• **What is expected**
Return all of the data below verbatim and exclude every picture.

• **Information**
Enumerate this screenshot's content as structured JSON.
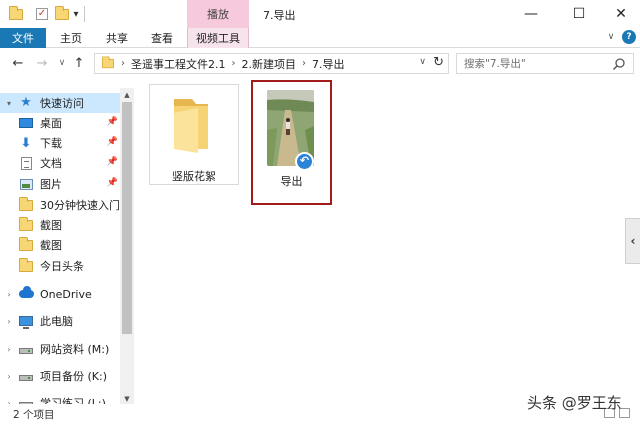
{
  "titlebar": {
    "context_tab": "播放",
    "title": "7.导出",
    "qa_dropdown": "▾",
    "minimize": "—",
    "maximize": "☐",
    "close": "✕"
  },
  "ribbon": {
    "tabs": [
      "文件",
      "主页",
      "共享",
      "查看",
      "视频工具"
    ],
    "expand": "∨",
    "help": "?"
  },
  "nav": {
    "back": "←",
    "forward": "→",
    "recent": "∨",
    "up": "↑"
  },
  "address": {
    "crumbs": [
      "圣遥事工程文件2.1",
      "2.新建项目",
      "7.导出"
    ],
    "separator": "›",
    "dropdown": "∨",
    "refresh": "↻"
  },
  "search": {
    "placeholder": "搜索\"7.导出\""
  },
  "sidebar": {
    "items": [
      {
        "label": "快速访问",
        "icon": "star-icon"
      },
      {
        "label": "桌面",
        "icon": "desktop-icon",
        "pinned": true
      },
      {
        "label": "下载",
        "icon": "download-icon",
        "pinned": true
      },
      {
        "label": "文档",
        "icon": "document-icon",
        "pinned": true
      },
      {
        "label": "图片",
        "icon": "pictures-icon",
        "pinned": true
      },
      {
        "label": "30分钟快速入门",
        "icon": "folder-icon"
      },
      {
        "label": "截图",
        "icon": "folder-icon"
      },
      {
        "label": "截图",
        "icon": "folder-icon"
      },
      {
        "label": "今日头条",
        "icon": "folder-icon"
      },
      {
        "label": "OneDrive",
        "icon": "onedrive-icon"
      },
      {
        "label": "此电脑",
        "icon": "computer-icon"
      },
      {
        "label": "网站资料 (M:)",
        "icon": "drive-icon"
      },
      {
        "label": "项目备份 (K:)",
        "icon": "drive-icon"
      },
      {
        "label": "学习练习 (L:)",
        "icon": "drive-icon"
      }
    ],
    "pin_glyph": "📌"
  },
  "content": {
    "items": [
      {
        "label": "竖版花絮",
        "type": "folder"
      },
      {
        "label": "导出",
        "type": "video-shortcut"
      }
    ],
    "shortcut_glyph": "↶",
    "side_toggle": "‹"
  },
  "status": {
    "count": "2 个项目"
  },
  "watermark": "头条 @罗王东",
  "colors": {
    "accent": "#1a79b5",
    "context_tab": "#f6c9dc",
    "selection": "#cce8ff",
    "highlight_border": "#a11b1b"
  }
}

• **Exercise response**
Enumerate this screenshot's content as structured JSON.
{
  "titlebar": {
    "context_tab": "播放",
    "title": "7.导出",
    "qa_dropdown": "▾",
    "minimize": "—",
    "maximize": "☐",
    "close": "✕"
  },
  "ribbon": {
    "tabs": [
      "文件",
      "主页",
      "共享",
      "查看",
      "视频工具"
    ],
    "expand": "∨",
    "help": "?"
  },
  "nav": {
    "back": "←",
    "forward": "→",
    "recent": "∨",
    "up": "↑"
  },
  "address": {
    "crumbs": [
      "圣遥事工程文件2.1",
      "2.新建项目",
      "7.导出"
    ],
    "separator": "›",
    "dropdown": "∨",
    "refresh": "↻"
  },
  "search": {
    "placeholder": "搜索\"7.导出\""
  },
  "sidebar": {
    "items": [
      {
        "label": "快速访问",
        "icon": "star-icon"
      },
      {
        "label": "桌面",
        "icon": "desktop-icon",
        "pinned": true
      },
      {
        "label": "下载",
        "icon": "download-icon",
        "pinned": true
      },
      {
        "label": "文档",
        "icon": "document-icon",
        "pinned": true
      },
      {
        "label": "图片",
        "icon": "pictures-icon",
        "pinned": true
      },
      {
        "label": "30分钟快速入门",
        "icon": "folder-icon"
      },
      {
        "label": "截图",
        "icon": "folder-icon"
      },
      {
        "label": "截图",
        "icon": "folder-icon"
      },
      {
        "label": "今日头条",
        "icon": "folder-icon"
      },
      {
        "label": "OneDrive",
        "icon": "onedrive-icon"
      },
      {
        "label": "此电脑",
        "icon": "computer-icon"
      },
      {
        "label": "网站资料 (M:)",
        "icon": "drive-icon"
      },
      {
        "label": "项目备份 (K:)",
        "icon": "drive-icon"
      },
      {
        "label": "学习练习 (L:)",
        "icon": "drive-icon"
      }
    ],
    "pin_glyph": "📌"
  },
  "content": {
    "items": [
      {
        "label": "竖版花絮",
        "type": "folder"
      },
      {
        "label": "导出",
        "type": "video-shortcut"
      }
    ],
    "shortcut_glyph": "↶",
    "side_toggle": "‹"
  },
  "status": {
    "count": "2 个项目"
  },
  "watermark": "头条 @罗王东",
  "colors": {
    "accent": "#1a79b5",
    "context_tab": "#f6c9dc",
    "selection": "#cce8ff",
    "highlight_border": "#a11b1b"
  }
}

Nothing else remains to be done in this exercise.